=== ENTRIES SHOWN ===

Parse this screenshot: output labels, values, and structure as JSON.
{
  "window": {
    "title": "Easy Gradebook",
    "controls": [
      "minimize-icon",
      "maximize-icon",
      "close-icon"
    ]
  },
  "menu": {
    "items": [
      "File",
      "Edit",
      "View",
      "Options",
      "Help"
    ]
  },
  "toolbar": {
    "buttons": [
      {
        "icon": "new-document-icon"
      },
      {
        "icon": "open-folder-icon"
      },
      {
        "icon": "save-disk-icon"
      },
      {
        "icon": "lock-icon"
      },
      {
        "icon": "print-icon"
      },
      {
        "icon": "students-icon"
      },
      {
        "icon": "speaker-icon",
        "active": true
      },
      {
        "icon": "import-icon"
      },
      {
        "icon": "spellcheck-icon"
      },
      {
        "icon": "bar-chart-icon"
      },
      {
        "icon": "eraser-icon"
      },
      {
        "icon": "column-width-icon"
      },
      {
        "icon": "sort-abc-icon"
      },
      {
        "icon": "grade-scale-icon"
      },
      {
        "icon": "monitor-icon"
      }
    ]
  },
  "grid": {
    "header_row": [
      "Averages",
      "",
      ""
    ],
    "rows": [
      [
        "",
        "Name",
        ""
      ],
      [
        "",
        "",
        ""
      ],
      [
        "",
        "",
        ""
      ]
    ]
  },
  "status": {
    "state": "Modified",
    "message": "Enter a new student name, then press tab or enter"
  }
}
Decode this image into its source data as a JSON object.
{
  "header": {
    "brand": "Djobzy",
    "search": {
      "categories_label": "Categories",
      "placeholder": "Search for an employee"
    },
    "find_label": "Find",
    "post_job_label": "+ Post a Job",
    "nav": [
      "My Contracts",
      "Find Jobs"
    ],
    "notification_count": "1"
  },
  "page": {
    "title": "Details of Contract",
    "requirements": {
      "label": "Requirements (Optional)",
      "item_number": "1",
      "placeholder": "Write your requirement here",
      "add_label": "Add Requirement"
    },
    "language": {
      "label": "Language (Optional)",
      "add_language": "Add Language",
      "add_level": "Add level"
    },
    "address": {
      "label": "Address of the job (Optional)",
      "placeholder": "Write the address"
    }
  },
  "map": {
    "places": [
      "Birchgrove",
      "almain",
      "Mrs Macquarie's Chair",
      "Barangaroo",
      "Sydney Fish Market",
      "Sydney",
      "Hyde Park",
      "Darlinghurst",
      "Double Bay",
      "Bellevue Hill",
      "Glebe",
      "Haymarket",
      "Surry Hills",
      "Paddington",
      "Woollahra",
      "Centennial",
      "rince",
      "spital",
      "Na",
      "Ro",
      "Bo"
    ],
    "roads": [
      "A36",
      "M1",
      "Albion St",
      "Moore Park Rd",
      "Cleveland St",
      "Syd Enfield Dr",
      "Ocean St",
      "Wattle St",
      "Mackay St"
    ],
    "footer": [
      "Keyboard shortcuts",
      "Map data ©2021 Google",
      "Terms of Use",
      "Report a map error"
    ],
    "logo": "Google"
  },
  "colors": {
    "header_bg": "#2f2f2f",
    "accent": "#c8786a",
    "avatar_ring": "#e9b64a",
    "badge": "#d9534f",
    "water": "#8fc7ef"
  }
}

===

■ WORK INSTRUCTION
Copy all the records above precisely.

■ ANSWER SPACE
Parse this screenshot: output labels, values, and structure as JSON.
{
  "window": {
    "title": "Easy Gradebook",
    "controls": [
      "minimize-icon",
      "maximize-icon",
      "close-icon"
    ]
  },
  "menu": {
    "items": [
      "File",
      "Edit",
      "View",
      "Options",
      "Help"
    ]
  },
  "toolbar": {
    "buttons": [
      {
        "icon": "new-document-icon"
      },
      {
        "icon": "open-folder-icon"
      },
      {
        "icon": "save-disk-icon"
      },
      {
        "icon": "lock-icon"
      },
      {
        "icon": "print-icon"
      },
      {
        "icon": "students-icon"
      },
      {
        "icon": "speaker-icon",
        "active": true
      },
      {
        "icon": "import-icon"
      },
      {
        "icon": "spellcheck-icon"
      },
      {
        "icon": "bar-chart-icon"
      },
      {
        "icon": "eraser-icon"
      },
      {
        "icon": "column-width-icon"
      },
      {
        "icon": "sort-abc-icon"
      },
      {
        "icon": "grade-scale-icon"
      },
      {
        "icon": "monitor-icon"
      }
    ]
  },
  "grid": {
    "header_row": [
      "Averages",
      "",
      ""
    ],
    "rows": [
      [
        "",
        "Name",
        ""
      ],
      [
        "",
        "",
        ""
      ],
      [
        "",
        "",
        ""
      ]
    ]
  },
  "status": {
    "state": "Modified",
    "message": "Enter a new student name, then press tab or enter"
  }
}
Decode this image into its source data as a JSON object.
{
  "header": {
    "brand": "Djobzy",
    "search": {
      "categories_label": "Categories",
      "placeholder": "Search for an employee"
    },
    "find_label": "Find",
    "post_job_label": "+ Post a Job",
    "nav": [
      "My Contracts",
      "Find Jobs"
    ],
    "notification_count": "1"
  },
  "page": {
    "title": "Details of Contract",
    "requirements": {
      "label": "Requirements (Optional)",
      "item_number": "1",
      "placeholder": "Write your requirement here",
      "add_label": "Add Requirement"
    },
    "language": {
      "label": "Language (Optional)",
      "add_language": "Add Language",
      "add_level": "Add level"
    },
    "address": {
      "label": "Address of the job (Optional)",
      "placeholder": "Write the address"
    }
  },
  "map": {
    "places": [
      "Birchgrove",
      "almain",
      "Mrs Macquarie's Chair",
      "Barangaroo",
      "Sydney Fish Market",
      "Sydney",
      "Hyde Park",
      "Darlinghurst",
      "Double Bay",
      "Bellevue Hill",
      "Glebe",
      "Haymarket",
      "Surry Hills",
      "Paddington",
      "Woollahra",
      "Centennial",
      "rince",
      "spital",
      "Na",
      "Ro",
      "Bo"
    ],
    "roads": [
      "A36",
      "M1",
      "Albion St",
      "Moore Park Rd",
      "Cleveland St",
      "Syd Enfield Dr",
      "Ocean St",
      "Wattle St",
      "Mackay St"
    ],
    "footer": [
      "Keyboard shortcuts",
      "Map data ©2021 Google",
      "Terms of Use",
      "Report a map error"
    ],
    "logo": "Google"
  },
  "colors": {
    "header_bg": "#2f2f2f",
    "accent": "#c8786a",
    "avatar_ring": "#e9b64a",
    "badge": "#d9534f",
    "water": "#8fc7ef"
  }
}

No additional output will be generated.